STEYER: (Laughing) That is a great question, Scott. I will say this. When I look at America today, what I am looking for and what I respect the most is people who are willing to be transparent, who have real principles, who go back to what I think of as basic American values and stick up for the American people. So in 2018, what I'm looking for people to do is really to do that because I think we're at great risk, to be honest. And I think we're watching a real threat to our democracy and real threat to the safety and health of Americans. And so I'm looking for people of character to stand up for the same values that have characterized our country for hundreds of years.

SIMON: Tom Steyer, he's founder of NextGen America, a political action committee, and a major donor to the Democratic Party. Thanks so much for being with us, sir.

STEYER: Scott, thank you so much for having me.

Copyright © 2018 NPR. All rights reserved. Visit our website terms of use and permissions pages at www.npr.org for further information.

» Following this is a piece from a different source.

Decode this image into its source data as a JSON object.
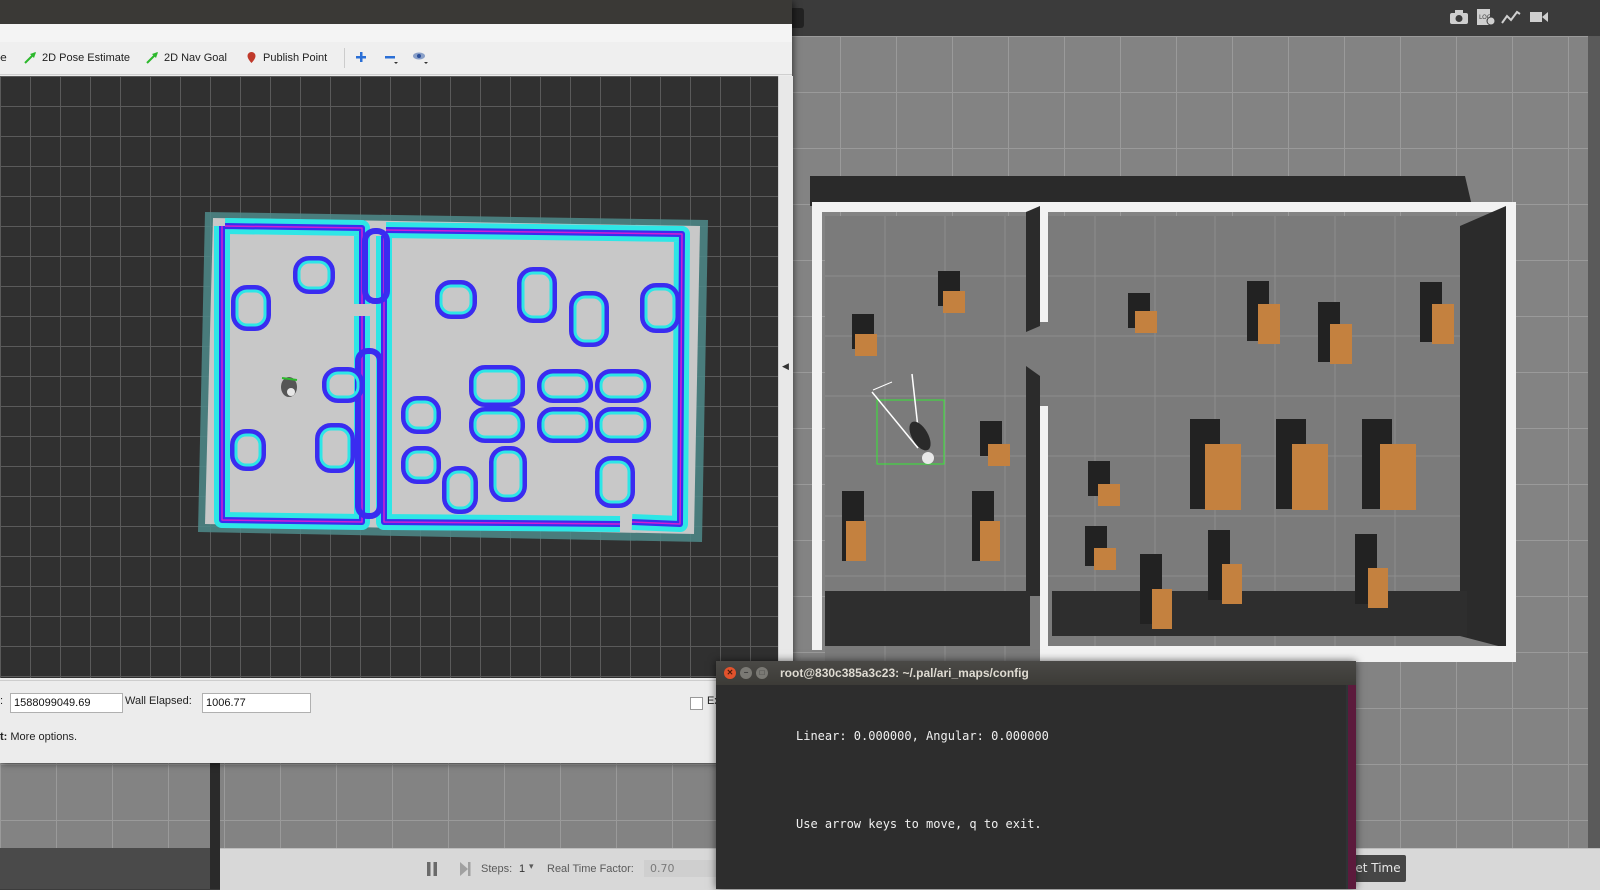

NPR transcripts are created on a rush deadline by Verb8tm, Inc., an NPR contractor, and produced using a proprietary transcription process developed with NPR. This text may not be in its final form and may be updated or revised in the future. Accuracy and availability may vary. The authoritative record of NPR’s programming is the audio record.